Are you considering buying property? Sometimes, last-minute hitches can occur, which prevent you from buying a property. Or you discover something that means you no longer want to buy it. Creating adequate contingency clauses protects you from being tied into a contract when there is a problem.
- Title contingency: Some properties have an uncertain ownership history. There may be liens on the property due to unpaid bills. Or it may be part of an inheritance dispute. To avoid these problems from becoming your problems, have your attorney check that the title is free from issues.
- Home inspection contingency: You will need to hire experts to conduct thorough inspections of the property. They can check for defects with the building and issues with the land on which it stands. The contingency should allow you to back out of the contract or renegotiate the price if the inspection turns up a problem.
- Funding contingencies: It is normal to get a quote from a mortgage company before saying yes to a property. Sometimes, the interest rate can rise significantly, or other issues can cause the lender to turn you down. This contingency allows you to back out if you no longer have the means to fund your purchase.

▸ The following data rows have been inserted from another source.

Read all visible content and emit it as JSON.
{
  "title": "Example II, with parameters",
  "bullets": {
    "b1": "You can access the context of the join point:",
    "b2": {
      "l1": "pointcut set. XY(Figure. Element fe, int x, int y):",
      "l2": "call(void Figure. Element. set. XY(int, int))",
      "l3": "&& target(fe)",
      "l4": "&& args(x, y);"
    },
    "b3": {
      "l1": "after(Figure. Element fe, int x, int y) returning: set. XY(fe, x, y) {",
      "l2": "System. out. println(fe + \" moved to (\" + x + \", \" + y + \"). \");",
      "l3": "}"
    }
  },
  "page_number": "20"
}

Real estate law is designed to protect you when you buy or sell a piece of property. An attorney can help ensure you complete all the paperwork accurately and ensure a successful closure.